Ways to Cope with Work Stress Outside of Substance Abuse
- What is an easy way to reduce stress?
Managing stress of any kind starts with healthy habits and a consistent daily routine. Easy techniques to begin establishing your own healthy daily behaviors can include:
- Regular exercise – Moving your body on a regular basis helps balance the nervous system and increase blood circulation. This effectively works to flush out your stress hormones, even if it’s only a daily 20-minute walk or simple workout routine you do in your basement.
- Eat well and avoid substance use – Alcohol and drugs may temporarily relieve your stress, but the negative health consequences can make your physical and emotional health worse in the long run. Well-nourished bodies cope better, so start by eating a healthy breakfast, adding more organic fruits and vegetables, avoiding processed foods and sugar, and drinking more water. When you feel better, you’re less likely to abuse drugs and alcohol.
- Make sure to get enough sleep – If you get less than seven to eight hours of sleep, your body won’t tolerate stress as well as it should. If stress keeps you up at night, address the cause and add an extra meditation into your day to rejuvenate your spirit and provide your mind additional time to rest. (4)
- How do I overcome work stress?
Trying the techniques listed above is a great place to to start, but the key to actually overcoming your work stress and establishing a healthier, happier lifestyle is to make these habits a consistent routine.
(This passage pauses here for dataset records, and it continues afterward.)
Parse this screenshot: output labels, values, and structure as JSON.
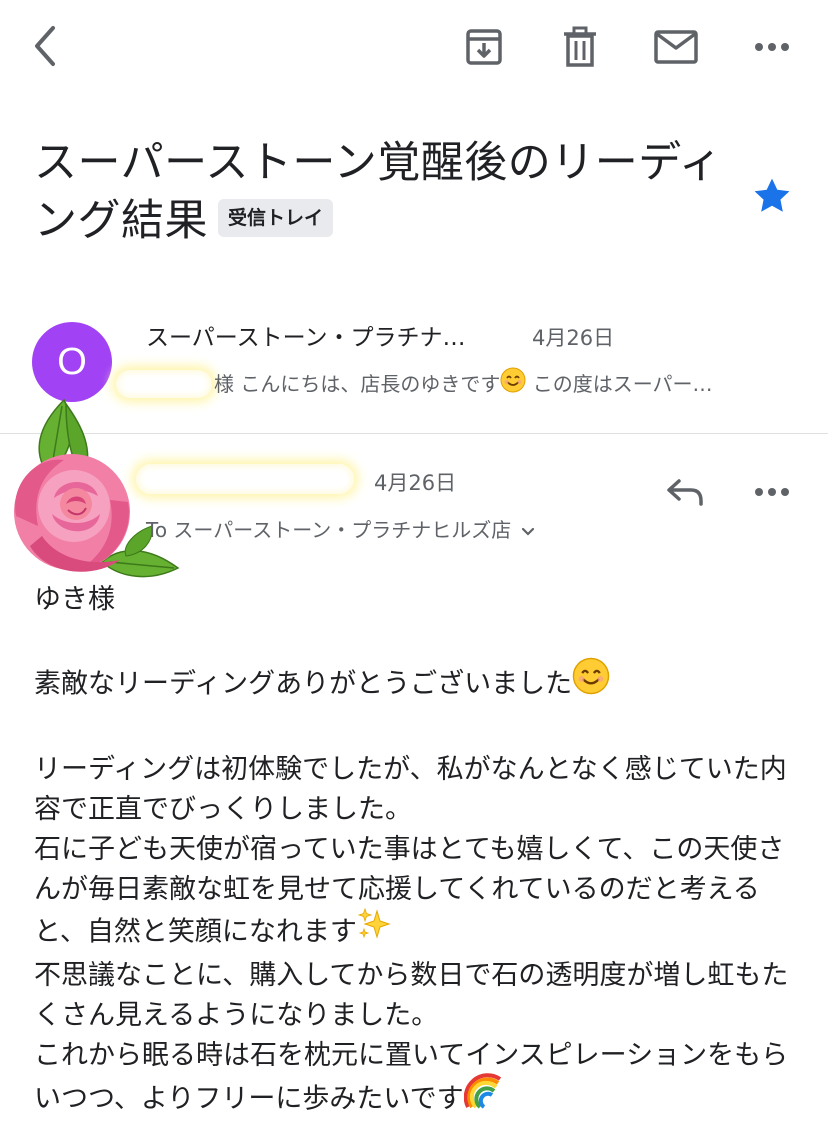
{
  "toolbar": {
    "back_icon": "chevron-left-icon",
    "archive_icon": "archive-icon",
    "delete_icon": "trash-icon",
    "mark_unread_icon": "mail-icon",
    "more_icon": "more-horizontal-icon"
  },
  "subject": {
    "title": "スーパーストーン覚醒後のリーディング結果",
    "label": "受信トレイ",
    "starred": true,
    "star_color": "#1a73e8"
  },
  "messages": [
    {
      "avatar_letter": "O",
      "avatar_color": "#a142f4",
      "sender": "スーパーストーン・プラチナ…",
      "date": "4月26日",
      "snippet_salutation": "様 こんにちは、店長のゆきです",
      "snippet_emoji": "smiling-face-icon",
      "snippet_rest": " この度はスーパー…"
    },
    {
      "date": "4月26日",
      "to_label": "To",
      "to_value": "スーパーストーン・プラチナヒルズ店",
      "reply_icon": "reply-icon",
      "more_icon": "more-horizontal-icon",
      "avatar_sticker": "rose-sticker",
      "body": {
        "greeting": "ゆき様",
        "line_thanks": "素敵なリーディングありがとうございました",
        "p1": "リーディングは初体験でしたが、私がなんとなく感じていた内容で正直でびっくりしました。",
        "p2": "石に子ども天使が宿っていた事はとても嬉しくて、この天使さんが毎日素敵な虹を見せて応援してくれているのだと考えると、自然と笑顔になれます",
        "p3": "不思議なことに、購入してから数日で石の透明度が増し虹もたくさん見えるようになりました。",
        "p4": "これから眠る時は石を枕元に置いてインスピレーションをもらいつつ、よりフリーに歩みたいです"
      }
    }
  ]
}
A consistent routine will help you better compartmentalize and manage most kinds of stress.
As humans, we long for a consistent pattern of daily behaviors to keep us relaxed and comfortable. Creating a healthy life with consistent healthy habits is the best way to overcome stress for the long term.
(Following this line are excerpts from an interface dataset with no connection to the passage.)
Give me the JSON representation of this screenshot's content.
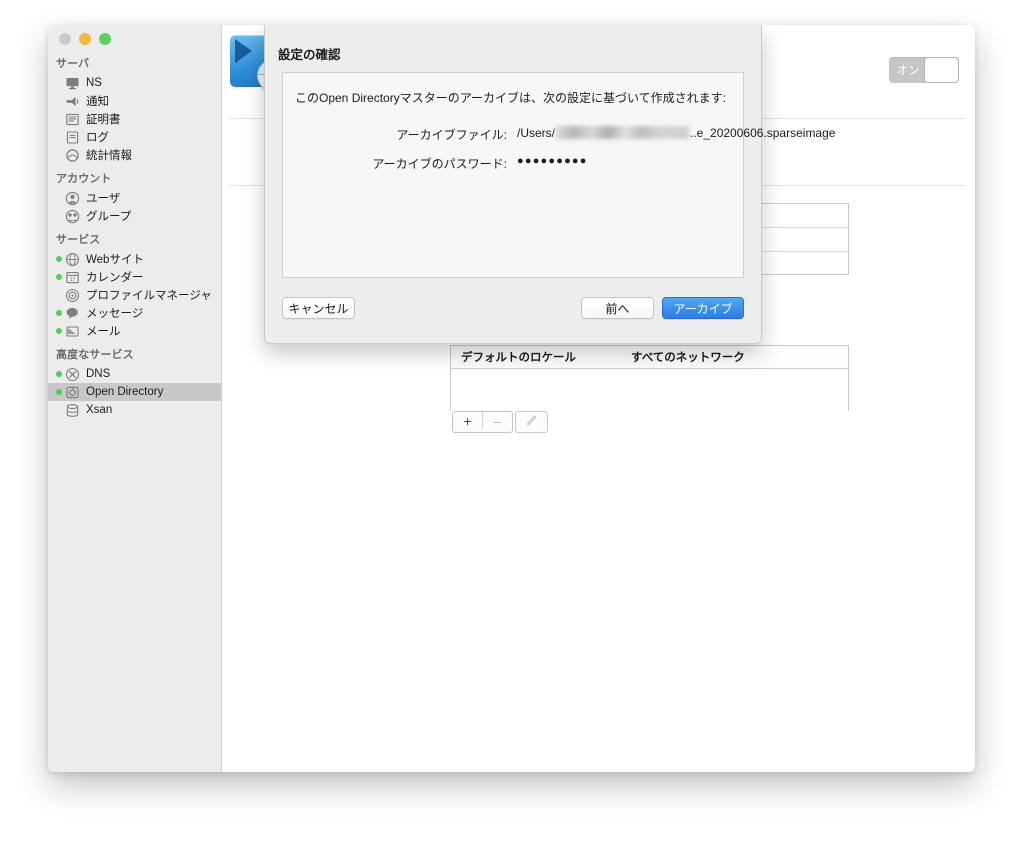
{
  "window": {
    "traffic_lights": [
      "close",
      "minimize",
      "zoom"
    ]
  },
  "sidebar": {
    "sections": [
      {
        "header": "サーバ",
        "items": [
          {
            "label": "NS",
            "icon": "display-icon",
            "status": "none"
          },
          {
            "label": "通知",
            "icon": "megaphone-icon",
            "status": "none"
          },
          {
            "label": "証明書",
            "icon": "certificate-icon",
            "status": "none"
          },
          {
            "label": "ログ",
            "icon": "log-icon",
            "status": "none"
          },
          {
            "label": "統計情報",
            "icon": "stats-icon",
            "status": "none"
          }
        ]
      },
      {
        "header": "アカウント",
        "items": [
          {
            "label": "ユーザ",
            "icon": "user-icon",
            "status": "none"
          },
          {
            "label": "グループ",
            "icon": "groups-icon",
            "status": "none"
          }
        ]
      },
      {
        "header": "サービス",
        "items": [
          {
            "label": "Webサイト",
            "icon": "globe-icon",
            "status": "on"
          },
          {
            "label": "カレンダー",
            "icon": "calendar-icon",
            "status": "on"
          },
          {
            "label": "プロファイルマネージャ",
            "icon": "profile-icon",
            "status": "none"
          },
          {
            "label": "メッセージ",
            "icon": "message-icon",
            "status": "on"
          },
          {
            "label": "メール",
            "icon": "mail-icon",
            "status": "on"
          }
        ]
      },
      {
        "header": "高度なサービス",
        "items": [
          {
            "label": "DNS",
            "icon": "dns-icon",
            "status": "on"
          },
          {
            "label": "Open Directory",
            "icon": "open-directory-icon",
            "status": "on",
            "selected": true
          },
          {
            "label": "Xsan",
            "icon": "xsan-icon",
            "status": "none"
          }
        ]
      }
    ],
    "selected_color": "#c8c8c8",
    "status_on_color": "#4cd24c"
  },
  "content": {
    "service_icon": "open-directory-icon",
    "toggle": {
      "label": "オン",
      "state": "on",
      "enabled": false
    },
    "locales_table": {
      "columns": [
        "デフォルトのロケール",
        "すべてのネットワーク"
      ],
      "rows": []
    },
    "toolbar": {
      "add_label": "+",
      "remove_label": "–",
      "edit_label": "pencil-icon"
    }
  },
  "sheet": {
    "title": "設定の確認",
    "intro": "このOpen Directoryマスターのアーカイブは、次の設定に基づいて作成されます:",
    "fields": [
      {
        "label": "アーカイブファイル:",
        "value_prefix": "/Users/",
        "value_redacted": true,
        "value_suffix": "..e_20200606.sparseimage"
      },
      {
        "label": "アーカイブのパスワード:",
        "value": "●●●●●●●●●"
      }
    ],
    "buttons": {
      "cancel": "キャンセル",
      "back": "前へ",
      "archive": "アーカイブ"
    },
    "primary_color": "#2b7de4"
  }
}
- What is stress management?
Stress management consists of making changes to your life to lessen negative emotions and anxiety that sometimes seem to control you. . Techniques like mindfulness and relaxation are ideal places to start with stress management. These practices will help you to begin taking control of your emotional state while establishing new habits to ward off excessive stress in the future.
Discover Ranch Creek Recovery’s Dual Diagnosis Treatment
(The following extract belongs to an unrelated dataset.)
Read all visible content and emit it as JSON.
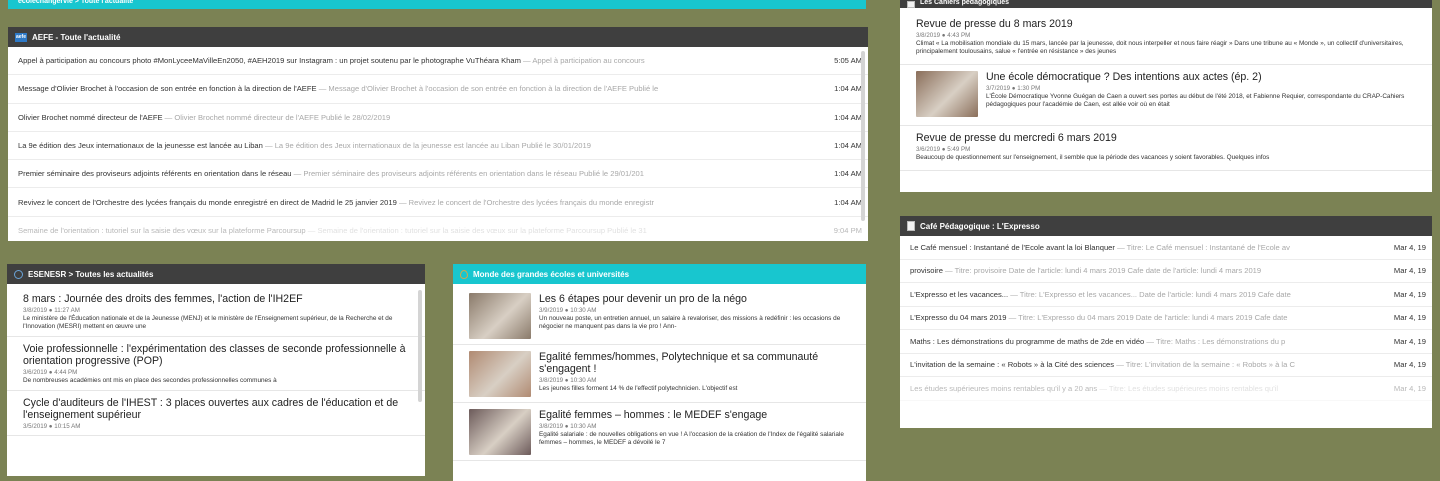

Turning to substance use as a means of coping with your work-related stress is common, but it’s never a good idea. Achieving long-term recovery is an ongoing process of facing your stress and coping with life without lapsing into addictive behaviors.
That’s why it’s so important to simultaneously address both stress management and addictive impulses with a dual diagnosis treatment program to process all the issues and achieve long-term success.
Holistic Dual Diagnosis Addiction Treatment
At Ranch Creek Recovery, we offer an alternative to the traditional 12-step program, instead customizing treatment plans to fit your unique recovery needs. Our holistic dual diagnosis treatment services will help you better understand and learn how to manage your stress, stop abusing drugs or alcohol, and forge a fulfilling, clean future.
Our treatment programs work with only six clients at a time; this allows us to provide you with complete, individualized care and 24/7 support.
Through every dual diagnosis treatment program, holistic mindfulness and addiction recovery walk hand in hand, helping you center your mind, body and spirit as you begin to forge your new, sober life.
Learn more about our dual diagnosis addiction treatment programs and what we treat.
Have questions? We’re here to help in any way we can. Contact us today.
1) Mayo Clinic. Exercise and stress: Get moving to manage stress. Accessed June 29, 2021. https://www.mayoclinic.org/healthy-lifestyle/stress-management/in-depth/exercise-and-stress/art-20044469.
2) Center for Disease Control and Prevention. STRESS…At Work. Accessed June 29, 2021. https://www.cdc.gov/niosh/docs/99-101/.
3) National Center for Biotechnology Information. A Substance Use Cost Calculator for US Employers With an Emphasis on Prescription Pain Medication Misuse. Accessed June 29, 2021. https://www.ncbi.nlm.nih.gov/pmc/articles/PMC5671784/.
4) Center for Disease Control and Prevention. Coping With Stress. Accessed June 29, 2021. https://www.cdc.gov/violenceprevention/about/copingwith-stresstips.html.